550 people completed the maintenance phase. The drop out rate in the low protein high GI group was markedly higher than average, with the other high GI group second worst.

Being in a high protein group was associated with further weight loss, and the chance of losing a further 5% of body weight was 90% higher with high protein.

The only group where weight regain (at an average of about 1.7 kg = 3.5 lbs) was statistically significant was the low protein high GI one.

High protein cut weight by an average of 1 kg compared to low protein. Low GI cut weight by about the same, compared to high GI, and since there was no difference in fibre, the effect is purely down to GI.
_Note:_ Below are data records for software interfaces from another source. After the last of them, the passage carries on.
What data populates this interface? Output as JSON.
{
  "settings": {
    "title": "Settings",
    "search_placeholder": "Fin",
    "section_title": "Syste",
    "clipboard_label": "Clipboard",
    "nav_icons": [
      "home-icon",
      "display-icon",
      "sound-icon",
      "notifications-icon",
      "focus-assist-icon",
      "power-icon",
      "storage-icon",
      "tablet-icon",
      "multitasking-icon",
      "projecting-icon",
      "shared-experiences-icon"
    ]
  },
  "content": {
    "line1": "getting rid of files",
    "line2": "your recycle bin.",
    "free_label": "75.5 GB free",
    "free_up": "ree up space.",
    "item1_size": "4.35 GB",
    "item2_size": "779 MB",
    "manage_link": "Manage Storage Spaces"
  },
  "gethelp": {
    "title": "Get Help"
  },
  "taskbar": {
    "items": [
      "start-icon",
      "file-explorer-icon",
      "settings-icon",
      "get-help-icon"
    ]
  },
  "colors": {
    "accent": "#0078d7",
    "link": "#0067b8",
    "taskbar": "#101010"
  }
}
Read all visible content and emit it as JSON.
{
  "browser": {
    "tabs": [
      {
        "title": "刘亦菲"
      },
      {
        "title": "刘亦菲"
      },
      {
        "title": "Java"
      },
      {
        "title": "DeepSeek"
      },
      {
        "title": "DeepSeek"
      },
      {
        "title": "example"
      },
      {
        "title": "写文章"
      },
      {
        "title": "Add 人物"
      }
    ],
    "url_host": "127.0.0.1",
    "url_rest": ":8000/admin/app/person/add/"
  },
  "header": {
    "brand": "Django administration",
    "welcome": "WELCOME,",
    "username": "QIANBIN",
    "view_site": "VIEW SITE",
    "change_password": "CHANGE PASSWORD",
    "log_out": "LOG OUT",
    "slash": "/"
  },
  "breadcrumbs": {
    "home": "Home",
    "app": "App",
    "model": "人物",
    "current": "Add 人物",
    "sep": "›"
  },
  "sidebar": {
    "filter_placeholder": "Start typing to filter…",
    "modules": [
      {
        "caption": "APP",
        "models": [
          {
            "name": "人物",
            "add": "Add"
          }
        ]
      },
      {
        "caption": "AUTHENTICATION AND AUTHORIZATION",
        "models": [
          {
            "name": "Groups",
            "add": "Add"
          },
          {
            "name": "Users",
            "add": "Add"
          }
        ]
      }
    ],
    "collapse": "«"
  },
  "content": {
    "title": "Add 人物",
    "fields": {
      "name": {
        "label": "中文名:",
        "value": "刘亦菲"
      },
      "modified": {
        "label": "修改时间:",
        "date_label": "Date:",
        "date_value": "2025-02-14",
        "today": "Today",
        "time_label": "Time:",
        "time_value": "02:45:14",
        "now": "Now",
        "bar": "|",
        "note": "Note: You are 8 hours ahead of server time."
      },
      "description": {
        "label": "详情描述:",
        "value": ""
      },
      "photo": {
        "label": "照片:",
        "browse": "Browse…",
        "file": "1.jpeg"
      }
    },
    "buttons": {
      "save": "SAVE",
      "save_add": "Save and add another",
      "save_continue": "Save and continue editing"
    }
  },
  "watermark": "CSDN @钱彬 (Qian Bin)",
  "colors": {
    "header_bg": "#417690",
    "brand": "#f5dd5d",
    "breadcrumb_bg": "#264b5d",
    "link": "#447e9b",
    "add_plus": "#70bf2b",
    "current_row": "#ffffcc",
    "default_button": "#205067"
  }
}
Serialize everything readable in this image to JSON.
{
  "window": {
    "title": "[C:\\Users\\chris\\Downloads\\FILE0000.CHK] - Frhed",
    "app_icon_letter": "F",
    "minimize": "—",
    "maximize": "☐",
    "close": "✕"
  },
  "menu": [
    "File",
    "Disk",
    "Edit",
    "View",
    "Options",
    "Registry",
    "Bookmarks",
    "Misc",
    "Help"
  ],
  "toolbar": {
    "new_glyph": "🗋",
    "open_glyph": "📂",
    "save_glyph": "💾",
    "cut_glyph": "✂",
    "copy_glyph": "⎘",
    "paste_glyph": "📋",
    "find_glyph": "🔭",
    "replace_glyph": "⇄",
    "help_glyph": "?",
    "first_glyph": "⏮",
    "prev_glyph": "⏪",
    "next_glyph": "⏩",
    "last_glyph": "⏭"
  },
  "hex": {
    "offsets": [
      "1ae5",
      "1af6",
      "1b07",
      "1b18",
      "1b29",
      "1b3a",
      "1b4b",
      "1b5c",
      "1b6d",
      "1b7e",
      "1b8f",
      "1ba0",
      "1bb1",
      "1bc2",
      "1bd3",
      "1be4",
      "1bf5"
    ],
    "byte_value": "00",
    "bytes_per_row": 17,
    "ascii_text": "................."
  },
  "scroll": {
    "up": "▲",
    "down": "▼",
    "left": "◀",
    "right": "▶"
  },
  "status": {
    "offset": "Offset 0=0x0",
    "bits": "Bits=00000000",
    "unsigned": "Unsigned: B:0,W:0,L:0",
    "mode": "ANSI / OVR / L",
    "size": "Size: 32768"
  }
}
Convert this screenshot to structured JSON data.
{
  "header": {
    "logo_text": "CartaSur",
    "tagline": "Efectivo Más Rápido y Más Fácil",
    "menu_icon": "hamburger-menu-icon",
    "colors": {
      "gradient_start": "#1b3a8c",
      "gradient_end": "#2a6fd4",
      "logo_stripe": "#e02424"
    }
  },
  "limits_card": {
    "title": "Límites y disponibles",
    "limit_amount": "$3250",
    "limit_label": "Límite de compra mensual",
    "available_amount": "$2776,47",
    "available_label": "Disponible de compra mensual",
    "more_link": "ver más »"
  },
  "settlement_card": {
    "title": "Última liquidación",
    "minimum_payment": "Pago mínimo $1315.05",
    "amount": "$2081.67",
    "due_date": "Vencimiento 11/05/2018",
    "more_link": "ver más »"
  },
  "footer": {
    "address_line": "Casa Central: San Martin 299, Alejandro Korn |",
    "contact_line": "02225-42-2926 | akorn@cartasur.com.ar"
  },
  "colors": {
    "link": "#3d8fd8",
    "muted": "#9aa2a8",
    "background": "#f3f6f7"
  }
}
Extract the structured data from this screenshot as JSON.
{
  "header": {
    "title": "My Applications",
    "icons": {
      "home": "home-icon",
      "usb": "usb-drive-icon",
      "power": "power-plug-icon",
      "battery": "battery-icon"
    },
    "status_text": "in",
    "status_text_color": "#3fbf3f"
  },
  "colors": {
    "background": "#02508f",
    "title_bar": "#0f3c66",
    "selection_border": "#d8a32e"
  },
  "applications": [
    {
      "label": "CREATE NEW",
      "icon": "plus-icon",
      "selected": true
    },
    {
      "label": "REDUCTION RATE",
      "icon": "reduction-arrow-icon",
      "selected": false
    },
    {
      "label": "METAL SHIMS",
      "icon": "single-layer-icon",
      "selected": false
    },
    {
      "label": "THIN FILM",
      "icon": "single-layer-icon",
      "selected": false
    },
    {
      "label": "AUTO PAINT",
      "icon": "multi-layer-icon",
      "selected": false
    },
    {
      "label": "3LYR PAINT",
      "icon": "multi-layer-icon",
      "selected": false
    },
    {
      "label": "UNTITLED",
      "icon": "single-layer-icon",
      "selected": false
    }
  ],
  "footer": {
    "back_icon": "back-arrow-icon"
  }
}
The research appears in the New England Journal of Medicine.

In summary, to keep the weight off, eat as much as you want on a mix of protein (25% of energy), fat (30%), carbs for the rest and choose low GI (non-refined, non-starchy).

November 25, 2010 Posted by | Diet, Fruit, Glycemic index, Success, Vegetables, Weight management, Whole grain | Leave a comment

Alpha-carotene v death etc.

The new anti-oxidant on the block is alpha-carotene, which has been found in a study to cut the risk of all causes of death, of death from cardiovascular disease (CVD), and death from cancer.

Alpha-carotene, like beta-carotene, is a precursor to vitamin A in the human body, and is found in many types of fruit and vegetables.  However, it is likely that it impact here is as an anti-oxidant, where it is thought to be much more potent than beta-carotene.

The researchers followed up on over 15,000 US adults who had taken part in the Third National Health and Nutrition Examination Survey (NHANES) for an average of 14 years. They compared death risks against the level of alpha-carotene in the blood at the start of the study.

They compared the risks to those with a level 0 to 1 micrograms of alpha-carotene per litre of blood. Those on 2-3 micrograms cut their risk of death from all causes by 23%. At 4-5 micrograms, the cut was 27%. At 6-8 micrograms, the cut was 34%. Those on the highest level of 9 or more micrograms were 39% less likely to die from all causes.

The researchers did not tie up the amount of alpha-carotene in the blood with levels of fruit and vegetable consumption required to produce this.

Alpha-carotene is found most in carrots, sweet potatoes, squash, broccoli, kale, cantaloupe, brussels sprouts, kiwi fruit, spinach, mangos and spinach. Alpha-carotene is fat soluble, so dietary fat is required for proper uptake. Cooking may break down plant cell walls and improve absorption. 

Supplements containing alpha-carotene are dunaliella and palm oil/fruit. These also contain beta-carotene. Beta-carotene in supplement form is thought to be associated with an increased risk of lung cancer in those at risk (smokers, ex-smokers and those exposed to asbestos).

In the Archives of Internal Medicine the researchers concluded “Serum alpha-carotene concentrations were inversely associated with risk of death from all causes, CVD, cancer, and all other causes. These findings support increasing fruit and vegetable consumption as a means of preventing premature death.

November 24, 2010 Posted by | Alpha-carotene, Cancer, CVD - cardiovascular disease, Diet, Fruit, Health, Success, Vegetables | Leave a comment